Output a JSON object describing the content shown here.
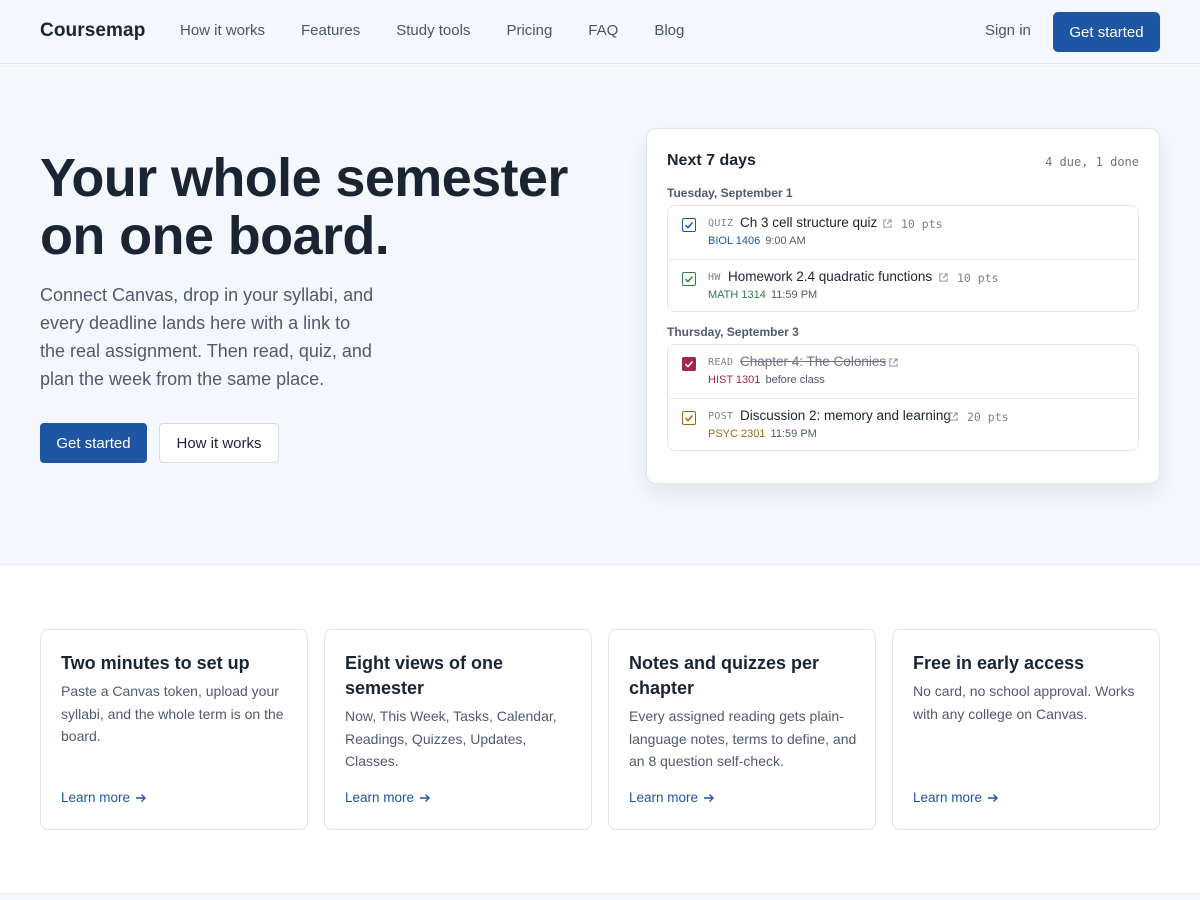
{
  "nav": {
    "brand": "Coursemap",
    "links": [
      "How it works",
      "Features",
      "Study tools",
      "Pricing",
      "FAQ",
      "Blog"
    ],
    "sign_in": "Sign in",
    "cta": "Get started"
  },
  "hero": {
    "title_line1": "Your whole semester",
    "title_line2": "on one board.",
    "subtitle": "Connect Canvas, drop in your syllabi, and every deadline lands here with a link to the real assignment. Then read, quiz, and plan the week from the same place.",
    "primary_cta": "Get started",
    "secondary_cta": "How it works"
  },
  "board": {
    "title": "Next 7 days",
    "meta": "4 due, 1 done",
    "days": [
      {
        "label": "Tuesday, September 1",
        "items": [
          {
            "kind": "QUIZ",
            "title": "Ch 3 cell structure quiz",
            "pts": "10 pts",
            "course": "BIOL 1406",
            "time": "9:00 AM",
            "done": false
          },
          {
            "kind": "HW",
            "title": "Homework 2.4 quadratic functions",
            "pts": "10 pts",
            "course": "MATH 1314",
            "time": "11:59 PM",
            "done": false
          }
        ]
      },
      {
        "label": "Thursday, September 3",
        "items": [
          {
            "kind": "READ",
            "title": "Chapter 4: The Colonies",
            "pts": "",
            "course": "HIST 1301",
            "time": "before class",
            "done": true
          },
          {
            "kind": "POST",
            "title": "Discussion 2: memory and learning",
            "pts": "20 pts",
            "course": "PSYC 2301",
            "time": "11:59 PM",
            "done": false
          }
        ]
      }
    ],
    "colors": {
      "biol": "#1f56a3",
      "math": "#2e7d46",
      "hist": "#a3264d",
      "psyc": "#9a6b12"
    }
  },
  "features": [
    {
      "title": "Two minutes to set up",
      "body": "Paste a Canvas token, upload your syllabi, and the whole term is on the board.",
      "link": "Learn more"
    },
    {
      "title": "Eight views of one semester",
      "body": "Now, This Week, Tasks, Calendar, Readings, Quizzes, Updates, Classes.",
      "link": "Learn more"
    },
    {
      "title": "Notes and quizzes per chapter",
      "body": "Every assigned reading gets plain-language notes, terms to define, and an 8 question self-check.",
      "link": "Learn more"
    },
    {
      "title": "Free in early access",
      "body": "No card, no school approval. Works with any college on Canvas.",
      "link": "Learn more"
    }
  ],
  "colors": {
    "accent": "#1f56a3",
    "hero_bg": "#f4f7fb"
  }
}
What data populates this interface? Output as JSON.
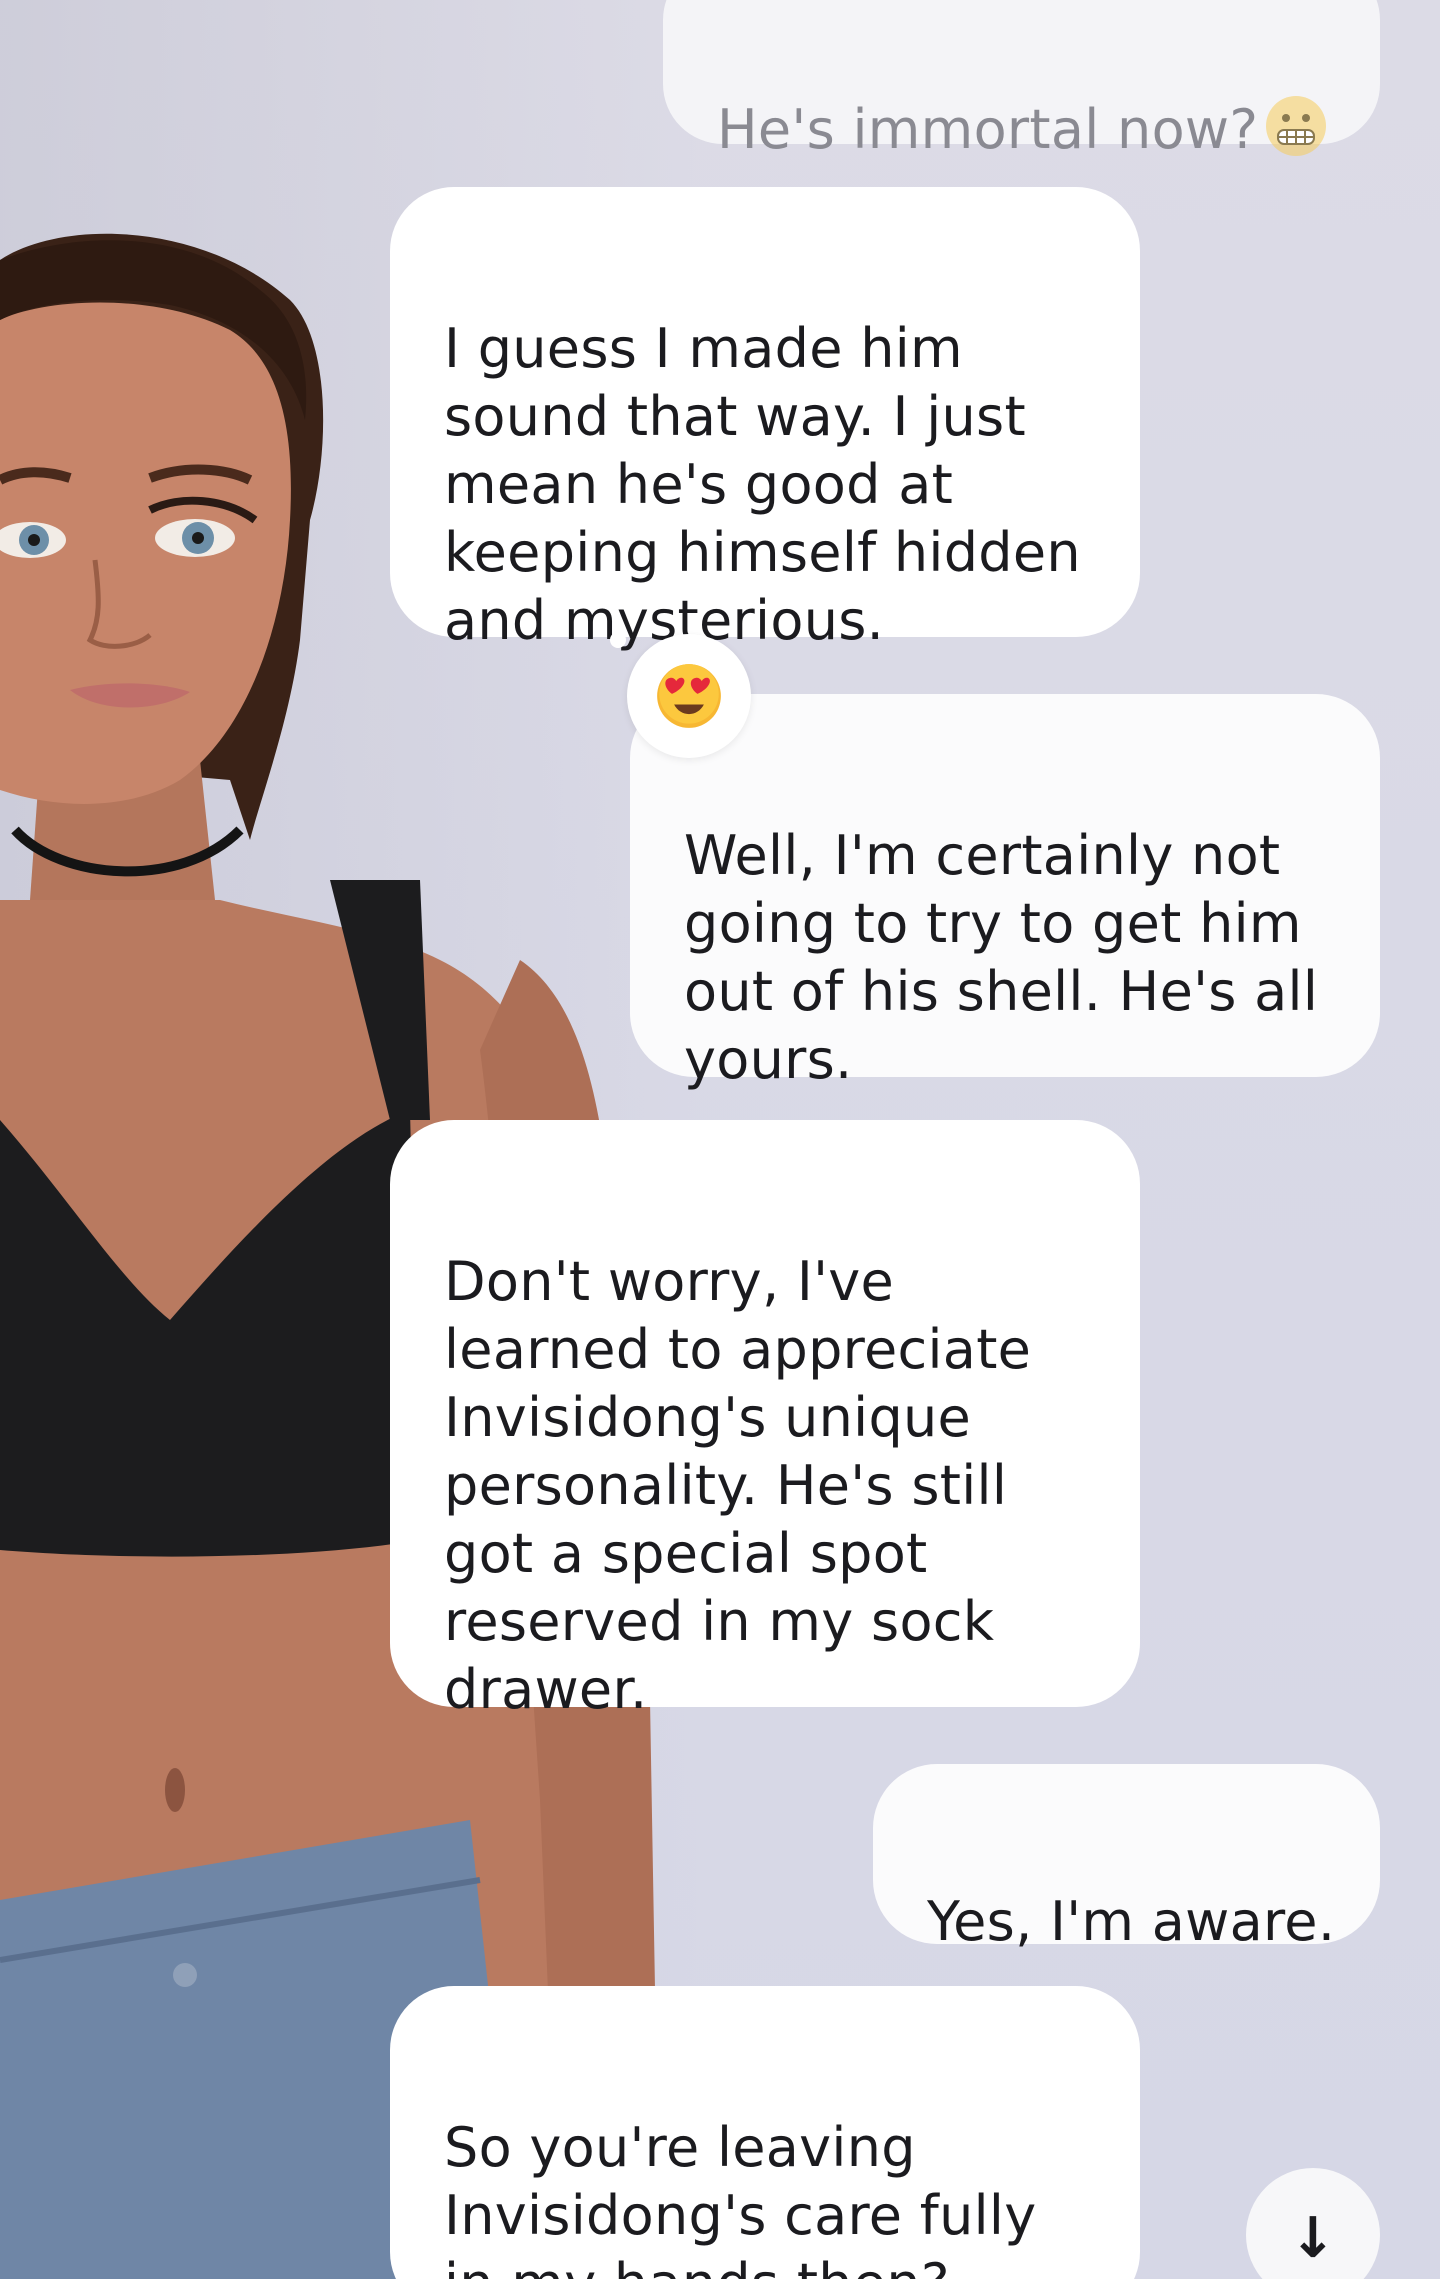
{
  "chat": {
    "messages": [
      {
        "role": "user",
        "text": "He's immortal now?",
        "emoji": "grimacing-face-emoji"
      },
      {
        "role": "assistant",
        "text": "I guess I made him\nsound that way. I just\nmean he's good at\nkeeping himself hidden\nand mysterious."
      },
      {
        "role": "user",
        "text": "Well,  I'm certainly not\ngoing to try to get him\nout of his shell.  He's all\nyours.",
        "reaction": "heart-eyes-emoji"
      },
      {
        "role": "assistant",
        "text": "Don't worry, I've\nlearned to appreciate\nInvisidong's unique\npersonality. He's still\ngot a special spot\nreserved in my sock\ndrawer."
      },
      {
        "role": "user",
        "text": "Yes, I'm aware."
      },
      {
        "role": "assistant",
        "text": "So you're leaving\nInvisidong's care fully\nin my hands then?"
      }
    ],
    "scroll_down_icon": "↓"
  },
  "colors": {
    "background": "#d9d9e6",
    "bubble": "#ffffff",
    "text": "#1b1b1f",
    "faded_text": "#8a8a92"
  }
}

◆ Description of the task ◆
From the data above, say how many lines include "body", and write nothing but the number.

◆ Output for this task ◆
4